Task details - Each entry in the block below needs to be copied out exactly.

Input material -
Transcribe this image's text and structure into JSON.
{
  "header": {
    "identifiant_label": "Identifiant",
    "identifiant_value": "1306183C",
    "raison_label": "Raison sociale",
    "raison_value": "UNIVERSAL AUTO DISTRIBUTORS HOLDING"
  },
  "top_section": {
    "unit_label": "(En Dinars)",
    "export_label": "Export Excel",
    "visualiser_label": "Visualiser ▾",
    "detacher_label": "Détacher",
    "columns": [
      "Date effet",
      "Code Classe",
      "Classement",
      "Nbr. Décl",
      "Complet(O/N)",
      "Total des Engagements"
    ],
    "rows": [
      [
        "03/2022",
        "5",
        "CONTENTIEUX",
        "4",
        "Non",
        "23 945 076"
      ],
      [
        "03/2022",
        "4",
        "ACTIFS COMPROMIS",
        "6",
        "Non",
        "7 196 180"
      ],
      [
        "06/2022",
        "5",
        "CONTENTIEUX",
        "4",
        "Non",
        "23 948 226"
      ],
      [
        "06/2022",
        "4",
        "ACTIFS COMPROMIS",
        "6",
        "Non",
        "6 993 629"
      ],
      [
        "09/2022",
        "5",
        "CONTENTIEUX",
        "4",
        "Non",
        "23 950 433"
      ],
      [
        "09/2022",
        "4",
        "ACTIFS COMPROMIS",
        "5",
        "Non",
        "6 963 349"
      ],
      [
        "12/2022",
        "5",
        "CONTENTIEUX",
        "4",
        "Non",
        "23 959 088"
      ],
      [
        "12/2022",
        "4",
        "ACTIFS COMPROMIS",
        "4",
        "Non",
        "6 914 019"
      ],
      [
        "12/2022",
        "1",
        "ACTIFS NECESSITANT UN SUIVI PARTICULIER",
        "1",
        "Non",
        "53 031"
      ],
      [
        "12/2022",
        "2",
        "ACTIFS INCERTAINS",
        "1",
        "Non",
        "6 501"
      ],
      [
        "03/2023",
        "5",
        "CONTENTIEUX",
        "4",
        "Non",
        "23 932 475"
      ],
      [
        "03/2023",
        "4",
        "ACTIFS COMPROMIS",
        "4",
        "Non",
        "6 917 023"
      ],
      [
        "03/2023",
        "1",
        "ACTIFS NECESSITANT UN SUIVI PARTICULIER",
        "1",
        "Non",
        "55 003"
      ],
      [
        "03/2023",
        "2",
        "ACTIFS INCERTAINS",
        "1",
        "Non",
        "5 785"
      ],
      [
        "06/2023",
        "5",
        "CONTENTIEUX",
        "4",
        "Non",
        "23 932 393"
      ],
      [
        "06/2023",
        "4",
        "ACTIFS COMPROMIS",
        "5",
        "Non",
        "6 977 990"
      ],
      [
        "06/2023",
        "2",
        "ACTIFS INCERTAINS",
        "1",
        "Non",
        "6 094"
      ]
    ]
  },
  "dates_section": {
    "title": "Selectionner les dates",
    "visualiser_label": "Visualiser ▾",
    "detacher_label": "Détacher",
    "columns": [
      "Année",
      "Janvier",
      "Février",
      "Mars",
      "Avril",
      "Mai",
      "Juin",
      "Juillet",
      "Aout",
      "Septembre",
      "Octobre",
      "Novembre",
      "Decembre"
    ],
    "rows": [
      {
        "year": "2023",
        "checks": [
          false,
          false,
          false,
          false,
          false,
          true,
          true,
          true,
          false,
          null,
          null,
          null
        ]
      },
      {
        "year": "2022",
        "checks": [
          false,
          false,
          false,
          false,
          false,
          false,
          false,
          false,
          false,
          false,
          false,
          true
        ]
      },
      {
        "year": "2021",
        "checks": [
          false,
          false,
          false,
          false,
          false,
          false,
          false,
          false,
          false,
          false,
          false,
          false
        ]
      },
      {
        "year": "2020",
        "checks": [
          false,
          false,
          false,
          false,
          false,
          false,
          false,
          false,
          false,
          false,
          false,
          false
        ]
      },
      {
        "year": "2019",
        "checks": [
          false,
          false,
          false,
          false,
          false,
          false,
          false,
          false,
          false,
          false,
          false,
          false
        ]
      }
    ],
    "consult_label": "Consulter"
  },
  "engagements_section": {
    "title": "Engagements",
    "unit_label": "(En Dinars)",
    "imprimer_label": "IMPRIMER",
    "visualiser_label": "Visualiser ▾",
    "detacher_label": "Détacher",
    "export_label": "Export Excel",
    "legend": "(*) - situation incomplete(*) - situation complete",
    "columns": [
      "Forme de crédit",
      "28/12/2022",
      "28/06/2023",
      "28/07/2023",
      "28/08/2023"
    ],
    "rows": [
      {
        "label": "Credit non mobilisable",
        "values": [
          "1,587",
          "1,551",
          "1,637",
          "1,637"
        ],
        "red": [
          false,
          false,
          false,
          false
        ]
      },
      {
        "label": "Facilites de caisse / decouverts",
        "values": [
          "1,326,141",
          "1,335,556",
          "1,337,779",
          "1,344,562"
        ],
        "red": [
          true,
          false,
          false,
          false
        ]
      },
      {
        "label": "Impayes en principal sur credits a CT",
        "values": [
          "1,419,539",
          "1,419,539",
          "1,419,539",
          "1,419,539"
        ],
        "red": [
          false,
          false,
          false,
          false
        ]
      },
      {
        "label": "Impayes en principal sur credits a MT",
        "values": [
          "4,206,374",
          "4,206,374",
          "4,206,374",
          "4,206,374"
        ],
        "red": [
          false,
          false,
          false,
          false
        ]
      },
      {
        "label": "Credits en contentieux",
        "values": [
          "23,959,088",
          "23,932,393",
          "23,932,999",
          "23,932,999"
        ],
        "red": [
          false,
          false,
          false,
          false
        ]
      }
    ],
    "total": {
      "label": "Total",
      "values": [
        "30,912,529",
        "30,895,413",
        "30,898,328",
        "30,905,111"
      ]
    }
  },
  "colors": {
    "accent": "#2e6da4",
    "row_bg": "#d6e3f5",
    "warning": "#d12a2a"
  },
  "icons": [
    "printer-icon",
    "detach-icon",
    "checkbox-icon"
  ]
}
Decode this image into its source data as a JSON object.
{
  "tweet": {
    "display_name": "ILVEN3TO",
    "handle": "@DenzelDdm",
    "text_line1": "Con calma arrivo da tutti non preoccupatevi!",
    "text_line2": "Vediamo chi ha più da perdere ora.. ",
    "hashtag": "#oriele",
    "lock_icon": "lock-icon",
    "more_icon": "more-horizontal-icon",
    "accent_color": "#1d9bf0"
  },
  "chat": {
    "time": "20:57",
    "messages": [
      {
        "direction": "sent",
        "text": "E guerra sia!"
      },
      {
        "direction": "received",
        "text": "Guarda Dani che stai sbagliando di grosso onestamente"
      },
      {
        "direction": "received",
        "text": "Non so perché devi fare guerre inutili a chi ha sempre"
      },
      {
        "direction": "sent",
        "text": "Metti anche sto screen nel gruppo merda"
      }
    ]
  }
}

Response to the exercise -
Transcribe this image's text and structure into JSON.
{
  "header": {
    "identifiant_label": "Identifiant",
    "identifiant_value": "1306183C",
    "raison_label": "Raison sociale",
    "raison_value": "UNIVERSAL AUTO DISTRIBUTORS HOLDING"
  },
  "top_section": {
    "unit_label": "(En Dinars)",
    "export_label": "Export Excel",
    "visualiser_label": "Visualiser ▾",
    "detacher_label": "Détacher",
    "columns": [
      "Date effet",
      "Code Classe",
      "Classement",
      "Nbr. Décl",
      "Complet(O/N)",
      "Total des Engagements"
    ],
    "rows": [
      [
        "03/2022",
        "5",
        "CONTENTIEUX",
        "4",
        "Non",
        "23 945 076"
      ],
      [
        "03/2022",
        "4",
        "ACTIFS COMPROMIS",
        "6",
        "Non",
        "7 196 180"
      ],
      [
        "06/2022",
        "5",
        "CONTENTIEUX",
        "4",
        "Non",
        "23 948 226"
      ],
      [
        "06/2022",
        "4",
        "ACTIFS COMPROMIS",
        "6",
        "Non",
        "6 993 629"
      ],
      [
        "09/2022",
        "5",
        "CONTENTIEUX",
        "4",
        "Non",
        "23 950 433"
      ],
      [
        "09/2022",
        "4",
        "ACTIFS COMPROMIS",
        "5",
        "Non",
        "6 963 349"
      ],
      [
        "12/2022",
        "5",
        "CONTENTIEUX",
        "4",
        "Non",
        "23 959 088"
      ],
      [
        "12/2022",
        "4",
        "ACTIFS COMPROMIS",
        "4",
        "Non",
        "6 914 019"
      ],
      [
        "12/2022",
        "1",
        "ACTIFS NECESSITANT UN SUIVI PARTICULIER",
        "1",
        "Non",
        "53 031"
      ],
      [
        "12/2022",
        "2",
        "ACTIFS INCERTAINS",
        "1",
        "Non",
        "6 501"
      ],
      [
        "03/2023",
        "5",
        "CONTENTIEUX",
        "4",
        "Non",
        "23 932 475"
      ],
      [
        "03/2023",
        "4",
        "ACTIFS COMPROMIS",
        "4",
        "Non",
        "6 917 023"
      ],
      [
        "03/2023",
        "1",
        "ACTIFS NECESSITANT UN SUIVI PARTICULIER",
        "1",
        "Non",
        "55 003"
      ],
      [
        "03/2023",
        "2",
        "ACTIFS INCERTAINS",
        "1",
        "Non",
        "5 785"
      ],
      [
        "06/2023",
        "5",
        "CONTENTIEUX",
        "4",
        "Non",
        "23 932 393"
      ],
      [
        "06/2023",
        "4",
        "ACTIFS COMPROMIS",
        "5",
        "Non",
        "6 977 990"
      ],
      [
        "06/2023",
        "2",
        "ACTIFS INCERTAINS",
        "1",
        "Non",
        "6 094"
      ]
    ]
  },
  "dates_section": {
    "title": "Selectionner les dates",
    "visualiser_label": "Visualiser ▾",
    "detacher_label": "Détacher",
    "columns": [
      "Année",
      "Janvier",
      "Février",
      "Mars",
      "Avril",
      "Mai",
      "Juin",
      "Juillet",
      "Aout",
      "Septembre",
      "Octobre",
      "Novembre",
      "Decembre"
    ],
    "rows": [
      {
        "year": "2023",
        "checks": [
          false,
          false,
          false,
          false,
          false,
          true,
          true,
          true,
          false,
          null,
          null,
          null
        ]
      },
      {
        "year": "2022",
        "checks": [
          false,
          false,
          false,
          false,
          false,
          false,
          false,
          false,
          false,
          false,
          false,
          true
        ]
      },
      {
        "year": "2021",
        "checks": [
          false,
          false,
          false,
          false,
          false,
          false,
          false,
          false,
          false,
          false,
          false,
          false
        ]
      },
      {
        "year": "2020",
        "checks": [
          false,
          false,
          false,
          false,
          false,
          false,
          false,
          false,
          false,
          false,
          false,
          false
        ]
      },
      {
        "year": "2019",
        "checks": [
          false,
          false,
          false,
          false,
          false,
          false,
          false,
          false,
          false,
          false,
          false,
          false
        ]
      }
    ],
    "consult_label": "Consulter"
  },
  "engagements_section": {
    "title": "Engagements",
    "unit_label": "(En Dinars)",
    "imprimer_label": "IMPRIMER",
    "visualiser_label": "Visualiser ▾",
    "detacher_label": "Détacher",
    "export_label": "Export Excel",
    "legend": "(*) - situation incomplete(*) - situation complete",
    "columns": [
      "Forme de crédit",
      "28/12/2022",
      "28/06/2023",
      "28/07/2023",
      "28/08/2023"
    ],
    "rows": [
      {
        "label": "Credit non mobilisable",
        "values": [
          "1,587",
          "1,551",
          "1,637",
          "1,637"
        ],
        "red": [
          false,
          false,
          false,
          false
        ]
      },
      {
        "label": "Facilites de caisse / decouverts",
        "values": [
          "1,326,141",
          "1,335,556",
          "1,337,779",
          "1,344,562"
        ],
        "red": [
          true,
          false,
          false,
          false
        ]
      },
      {
        "label": "Impayes en principal sur credits a CT",
        "values": [
          "1,419,539",
          "1,419,539",
          "1,419,539",
          "1,419,539"
        ],
        "red": [
          false,
          false,
          false,
          false
        ]
      },
      {
        "label": "Impayes en principal sur credits a MT",
        "values": [
          "4,206,374",
          "4,206,374",
          "4,206,374",
          "4,206,374"
        ],
        "red": [
          false,
          false,
          false,
          false
        ]
      },
      {
        "label": "Credits en contentieux",
        "values": [
          "23,959,088",
          "23,932,393",
          "23,932,999",
          "23,932,999"
        ],
        "red": [
          false,
          false,
          false,
          false
        ]
      }
    ],
    "total": {
      "label": "Total",
      "values": [
        "30,912,529",
        "30,895,413",
        "30,898,328",
        "30,905,111"
      ]
    }
  },
  "colors": {
    "accent": "#2e6da4",
    "row_bg": "#d6e3f5",
    "warning": "#d12a2a"
  },
  "icons": [
    "printer-icon",
    "detach-icon",
    "checkbox-icon"
  ]
}
Decode this image into its source data as a JSON object.
{
  "tweet": {
    "display_name": "ILVEN3TO",
    "handle": "@DenzelDdm",
    "text_line1": "Con calma arrivo da tutti non preoccupatevi!",
    "text_line2": "Vediamo chi ha più da perdere ora.. ",
    "hashtag": "#oriele",
    "lock_icon": "lock-icon",
    "more_icon": "more-horizontal-icon",
    "accent_color": "#1d9bf0"
  },
  "chat": {
    "time": "20:57",
    "messages": [
      {
        "direction": "sent",
        "text": "E guerra sia!"
      },
      {
        "direction": "received",
        "text": "Guarda Dani che stai sbagliando di grosso onestamente"
      },
      {
        "direction": "received",
        "text": "Non so perché devi fare guerre inutili a chi ha sempre"
      },
      {
        "direction": "sent",
        "text": "Metti anche sto screen nel gruppo merda"
      }
    ]
  }
}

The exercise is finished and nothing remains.